* _WORK ITEM_:
Copy out, from the entries below, each line that holds the string "layers".

* _INPUT RECORDS_:
════════════════

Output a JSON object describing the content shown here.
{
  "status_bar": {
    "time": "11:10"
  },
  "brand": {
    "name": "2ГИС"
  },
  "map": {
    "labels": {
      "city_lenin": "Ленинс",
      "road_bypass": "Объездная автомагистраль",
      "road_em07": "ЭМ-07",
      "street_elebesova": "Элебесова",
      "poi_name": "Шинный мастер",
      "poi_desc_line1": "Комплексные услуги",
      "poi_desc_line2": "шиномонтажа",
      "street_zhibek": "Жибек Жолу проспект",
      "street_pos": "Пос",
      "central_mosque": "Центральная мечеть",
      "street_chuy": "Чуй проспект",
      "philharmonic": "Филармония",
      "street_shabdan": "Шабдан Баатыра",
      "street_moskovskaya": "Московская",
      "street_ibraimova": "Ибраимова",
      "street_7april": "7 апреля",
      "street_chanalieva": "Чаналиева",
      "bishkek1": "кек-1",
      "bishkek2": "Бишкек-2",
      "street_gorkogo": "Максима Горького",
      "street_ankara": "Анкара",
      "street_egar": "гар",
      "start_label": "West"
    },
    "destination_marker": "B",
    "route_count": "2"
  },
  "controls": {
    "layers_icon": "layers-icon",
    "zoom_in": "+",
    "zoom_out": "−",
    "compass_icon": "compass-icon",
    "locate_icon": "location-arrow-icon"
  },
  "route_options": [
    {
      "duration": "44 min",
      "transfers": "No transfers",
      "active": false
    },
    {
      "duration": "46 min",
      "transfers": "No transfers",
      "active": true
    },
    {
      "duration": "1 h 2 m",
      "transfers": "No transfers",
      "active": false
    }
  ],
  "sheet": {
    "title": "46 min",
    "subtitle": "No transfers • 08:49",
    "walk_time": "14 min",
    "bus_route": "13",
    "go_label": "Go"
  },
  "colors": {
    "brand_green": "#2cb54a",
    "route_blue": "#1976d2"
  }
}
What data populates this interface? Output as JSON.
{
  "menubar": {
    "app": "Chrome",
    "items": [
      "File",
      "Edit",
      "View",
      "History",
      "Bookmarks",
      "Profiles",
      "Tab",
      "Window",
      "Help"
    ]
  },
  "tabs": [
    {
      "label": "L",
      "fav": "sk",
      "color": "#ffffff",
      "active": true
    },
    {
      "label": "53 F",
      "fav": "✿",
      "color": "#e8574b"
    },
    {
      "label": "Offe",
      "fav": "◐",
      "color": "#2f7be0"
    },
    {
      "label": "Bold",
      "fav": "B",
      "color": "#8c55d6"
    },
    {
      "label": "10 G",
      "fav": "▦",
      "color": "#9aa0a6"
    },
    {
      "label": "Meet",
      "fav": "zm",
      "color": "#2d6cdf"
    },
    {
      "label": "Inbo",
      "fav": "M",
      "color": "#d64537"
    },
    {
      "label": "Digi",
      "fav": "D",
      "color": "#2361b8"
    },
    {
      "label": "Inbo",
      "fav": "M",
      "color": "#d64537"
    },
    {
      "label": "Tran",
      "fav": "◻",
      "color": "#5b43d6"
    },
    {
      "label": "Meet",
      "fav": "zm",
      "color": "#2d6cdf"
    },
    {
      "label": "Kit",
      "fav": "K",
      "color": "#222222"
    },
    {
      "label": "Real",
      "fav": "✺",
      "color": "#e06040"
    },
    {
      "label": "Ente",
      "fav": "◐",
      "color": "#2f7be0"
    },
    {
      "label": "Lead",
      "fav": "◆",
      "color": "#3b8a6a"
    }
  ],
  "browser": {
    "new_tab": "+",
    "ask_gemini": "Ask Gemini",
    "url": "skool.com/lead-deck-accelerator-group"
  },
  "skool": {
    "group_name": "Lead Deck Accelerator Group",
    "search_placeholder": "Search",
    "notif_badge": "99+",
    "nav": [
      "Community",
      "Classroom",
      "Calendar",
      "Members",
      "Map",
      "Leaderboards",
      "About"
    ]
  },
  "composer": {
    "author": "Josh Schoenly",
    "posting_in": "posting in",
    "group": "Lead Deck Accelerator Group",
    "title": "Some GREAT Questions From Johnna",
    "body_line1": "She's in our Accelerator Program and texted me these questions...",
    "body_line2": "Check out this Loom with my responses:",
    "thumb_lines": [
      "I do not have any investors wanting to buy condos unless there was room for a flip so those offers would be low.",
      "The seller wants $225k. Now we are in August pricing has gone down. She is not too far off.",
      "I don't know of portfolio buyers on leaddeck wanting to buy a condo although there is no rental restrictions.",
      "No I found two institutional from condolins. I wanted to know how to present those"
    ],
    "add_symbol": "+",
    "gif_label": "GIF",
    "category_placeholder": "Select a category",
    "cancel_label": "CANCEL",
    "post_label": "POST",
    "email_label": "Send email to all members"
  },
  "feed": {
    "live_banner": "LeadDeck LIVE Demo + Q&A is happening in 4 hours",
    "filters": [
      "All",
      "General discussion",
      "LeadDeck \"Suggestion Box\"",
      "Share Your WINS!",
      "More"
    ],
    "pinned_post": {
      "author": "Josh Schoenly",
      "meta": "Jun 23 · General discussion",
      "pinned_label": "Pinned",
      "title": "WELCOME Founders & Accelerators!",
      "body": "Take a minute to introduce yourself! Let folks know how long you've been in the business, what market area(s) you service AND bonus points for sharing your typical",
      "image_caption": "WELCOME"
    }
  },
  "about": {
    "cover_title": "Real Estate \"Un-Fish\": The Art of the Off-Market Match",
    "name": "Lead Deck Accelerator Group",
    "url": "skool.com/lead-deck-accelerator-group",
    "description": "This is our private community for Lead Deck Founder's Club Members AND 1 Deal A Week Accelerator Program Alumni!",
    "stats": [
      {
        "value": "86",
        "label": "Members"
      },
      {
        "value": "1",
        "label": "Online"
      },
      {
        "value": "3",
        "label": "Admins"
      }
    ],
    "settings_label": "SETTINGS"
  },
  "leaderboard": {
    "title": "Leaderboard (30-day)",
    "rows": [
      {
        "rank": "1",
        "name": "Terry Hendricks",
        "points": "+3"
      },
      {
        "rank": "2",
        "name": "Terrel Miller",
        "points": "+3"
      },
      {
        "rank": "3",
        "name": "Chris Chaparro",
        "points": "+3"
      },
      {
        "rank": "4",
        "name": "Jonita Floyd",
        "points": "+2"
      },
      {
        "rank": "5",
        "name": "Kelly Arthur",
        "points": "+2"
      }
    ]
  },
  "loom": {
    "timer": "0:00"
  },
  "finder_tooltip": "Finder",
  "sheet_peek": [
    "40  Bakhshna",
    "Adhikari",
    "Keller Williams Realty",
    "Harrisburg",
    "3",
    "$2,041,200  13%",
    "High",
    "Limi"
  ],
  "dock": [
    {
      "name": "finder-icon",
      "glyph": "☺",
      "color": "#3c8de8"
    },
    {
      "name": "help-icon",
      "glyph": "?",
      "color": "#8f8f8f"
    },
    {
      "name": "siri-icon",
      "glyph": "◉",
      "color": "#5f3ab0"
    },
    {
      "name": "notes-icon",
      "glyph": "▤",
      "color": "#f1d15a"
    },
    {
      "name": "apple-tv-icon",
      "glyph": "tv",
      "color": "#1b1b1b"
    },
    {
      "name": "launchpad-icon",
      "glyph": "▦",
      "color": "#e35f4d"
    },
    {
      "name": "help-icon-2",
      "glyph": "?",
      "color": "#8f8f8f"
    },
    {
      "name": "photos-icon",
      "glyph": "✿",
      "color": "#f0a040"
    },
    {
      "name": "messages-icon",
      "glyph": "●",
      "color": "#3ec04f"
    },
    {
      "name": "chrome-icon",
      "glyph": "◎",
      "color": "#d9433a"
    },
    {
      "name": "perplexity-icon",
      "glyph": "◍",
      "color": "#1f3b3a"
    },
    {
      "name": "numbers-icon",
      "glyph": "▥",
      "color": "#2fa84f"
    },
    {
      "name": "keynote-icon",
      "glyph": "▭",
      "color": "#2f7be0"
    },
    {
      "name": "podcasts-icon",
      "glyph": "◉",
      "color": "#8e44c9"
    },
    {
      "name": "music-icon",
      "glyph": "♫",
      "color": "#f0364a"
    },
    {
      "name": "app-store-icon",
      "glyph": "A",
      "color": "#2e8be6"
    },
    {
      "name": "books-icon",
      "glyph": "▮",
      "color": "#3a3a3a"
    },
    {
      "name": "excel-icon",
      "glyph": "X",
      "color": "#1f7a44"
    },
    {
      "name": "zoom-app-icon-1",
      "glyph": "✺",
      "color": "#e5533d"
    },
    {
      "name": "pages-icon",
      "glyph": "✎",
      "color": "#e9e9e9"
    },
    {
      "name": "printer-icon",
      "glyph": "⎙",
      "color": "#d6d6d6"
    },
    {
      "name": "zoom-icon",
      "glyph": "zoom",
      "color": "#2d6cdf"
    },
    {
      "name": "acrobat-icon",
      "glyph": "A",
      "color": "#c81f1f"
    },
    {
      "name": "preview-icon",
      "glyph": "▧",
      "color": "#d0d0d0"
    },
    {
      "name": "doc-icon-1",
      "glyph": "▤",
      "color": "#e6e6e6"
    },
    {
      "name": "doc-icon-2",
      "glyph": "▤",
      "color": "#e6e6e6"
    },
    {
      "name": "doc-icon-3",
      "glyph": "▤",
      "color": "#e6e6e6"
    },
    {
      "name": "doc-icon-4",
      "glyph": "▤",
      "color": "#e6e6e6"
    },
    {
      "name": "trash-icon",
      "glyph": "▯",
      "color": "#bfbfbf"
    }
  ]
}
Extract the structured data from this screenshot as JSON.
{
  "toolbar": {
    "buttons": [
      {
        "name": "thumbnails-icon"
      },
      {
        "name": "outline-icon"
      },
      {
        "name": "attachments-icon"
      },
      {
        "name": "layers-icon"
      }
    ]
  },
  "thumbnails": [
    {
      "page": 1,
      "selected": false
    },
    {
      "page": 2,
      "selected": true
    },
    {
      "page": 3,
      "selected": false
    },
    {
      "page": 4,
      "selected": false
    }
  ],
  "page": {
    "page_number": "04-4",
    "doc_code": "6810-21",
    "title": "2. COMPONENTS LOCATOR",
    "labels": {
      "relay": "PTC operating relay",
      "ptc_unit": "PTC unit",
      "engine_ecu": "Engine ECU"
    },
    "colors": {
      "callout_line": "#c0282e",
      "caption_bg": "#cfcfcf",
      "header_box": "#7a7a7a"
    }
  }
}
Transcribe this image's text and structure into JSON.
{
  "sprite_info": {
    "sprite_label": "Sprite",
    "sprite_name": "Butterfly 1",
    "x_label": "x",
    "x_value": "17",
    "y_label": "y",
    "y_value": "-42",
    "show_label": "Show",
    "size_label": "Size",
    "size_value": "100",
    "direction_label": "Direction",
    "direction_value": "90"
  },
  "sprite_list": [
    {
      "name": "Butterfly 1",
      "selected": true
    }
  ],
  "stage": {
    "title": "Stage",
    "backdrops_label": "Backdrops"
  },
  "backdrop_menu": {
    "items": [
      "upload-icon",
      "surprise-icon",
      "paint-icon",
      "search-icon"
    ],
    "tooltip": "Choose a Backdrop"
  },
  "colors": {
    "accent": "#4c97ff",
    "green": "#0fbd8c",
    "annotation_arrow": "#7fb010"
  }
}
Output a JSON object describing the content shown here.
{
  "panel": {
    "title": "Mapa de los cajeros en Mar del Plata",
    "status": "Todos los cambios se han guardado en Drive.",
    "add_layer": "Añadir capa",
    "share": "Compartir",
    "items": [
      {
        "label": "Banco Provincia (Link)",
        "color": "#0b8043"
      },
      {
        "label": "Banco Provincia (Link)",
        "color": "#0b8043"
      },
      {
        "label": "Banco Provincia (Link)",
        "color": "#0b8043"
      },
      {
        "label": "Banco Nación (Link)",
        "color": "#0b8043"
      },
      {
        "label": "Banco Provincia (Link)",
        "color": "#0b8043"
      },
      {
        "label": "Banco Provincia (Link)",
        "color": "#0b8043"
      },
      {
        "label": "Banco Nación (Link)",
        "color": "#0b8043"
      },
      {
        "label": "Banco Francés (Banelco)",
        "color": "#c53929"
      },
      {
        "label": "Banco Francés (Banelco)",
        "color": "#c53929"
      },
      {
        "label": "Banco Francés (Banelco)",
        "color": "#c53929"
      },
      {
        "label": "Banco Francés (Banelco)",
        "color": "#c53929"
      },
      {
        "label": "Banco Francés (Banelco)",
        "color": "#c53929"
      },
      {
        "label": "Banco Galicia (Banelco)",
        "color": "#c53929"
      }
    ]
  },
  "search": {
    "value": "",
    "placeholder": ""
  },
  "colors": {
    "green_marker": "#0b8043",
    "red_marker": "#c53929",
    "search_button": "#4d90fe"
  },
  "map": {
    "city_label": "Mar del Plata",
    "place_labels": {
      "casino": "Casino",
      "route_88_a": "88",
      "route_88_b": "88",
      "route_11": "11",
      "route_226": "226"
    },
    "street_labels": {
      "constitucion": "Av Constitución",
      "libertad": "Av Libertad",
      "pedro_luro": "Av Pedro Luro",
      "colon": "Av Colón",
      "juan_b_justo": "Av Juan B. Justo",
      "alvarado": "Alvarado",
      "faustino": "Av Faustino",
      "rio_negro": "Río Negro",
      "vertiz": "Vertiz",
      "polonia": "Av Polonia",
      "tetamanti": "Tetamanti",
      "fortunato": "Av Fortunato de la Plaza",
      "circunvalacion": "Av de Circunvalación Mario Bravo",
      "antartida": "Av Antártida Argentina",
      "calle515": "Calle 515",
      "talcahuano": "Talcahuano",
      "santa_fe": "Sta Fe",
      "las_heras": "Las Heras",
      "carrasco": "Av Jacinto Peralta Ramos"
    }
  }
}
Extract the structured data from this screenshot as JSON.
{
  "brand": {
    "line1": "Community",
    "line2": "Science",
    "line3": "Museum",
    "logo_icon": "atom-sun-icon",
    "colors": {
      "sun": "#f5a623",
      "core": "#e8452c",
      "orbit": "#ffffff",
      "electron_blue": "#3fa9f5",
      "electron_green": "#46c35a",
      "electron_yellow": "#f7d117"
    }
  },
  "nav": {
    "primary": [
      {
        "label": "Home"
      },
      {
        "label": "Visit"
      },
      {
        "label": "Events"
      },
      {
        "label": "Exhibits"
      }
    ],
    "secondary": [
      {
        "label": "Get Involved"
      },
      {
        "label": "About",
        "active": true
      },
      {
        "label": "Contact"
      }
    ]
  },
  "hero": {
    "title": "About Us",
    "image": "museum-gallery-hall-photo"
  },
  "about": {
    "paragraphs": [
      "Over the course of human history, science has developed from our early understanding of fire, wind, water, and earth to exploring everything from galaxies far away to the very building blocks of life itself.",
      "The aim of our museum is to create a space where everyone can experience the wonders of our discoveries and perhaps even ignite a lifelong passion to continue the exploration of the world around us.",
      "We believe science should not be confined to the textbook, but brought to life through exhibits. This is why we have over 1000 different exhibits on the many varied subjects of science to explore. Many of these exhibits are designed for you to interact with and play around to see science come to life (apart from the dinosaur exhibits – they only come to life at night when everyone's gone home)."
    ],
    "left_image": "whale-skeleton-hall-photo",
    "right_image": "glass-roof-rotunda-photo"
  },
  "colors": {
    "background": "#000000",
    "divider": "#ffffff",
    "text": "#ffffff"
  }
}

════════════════

* _WORKED SOLUTION_:
    "layers_icon": "layers-icon",
        "name": "layers-icon"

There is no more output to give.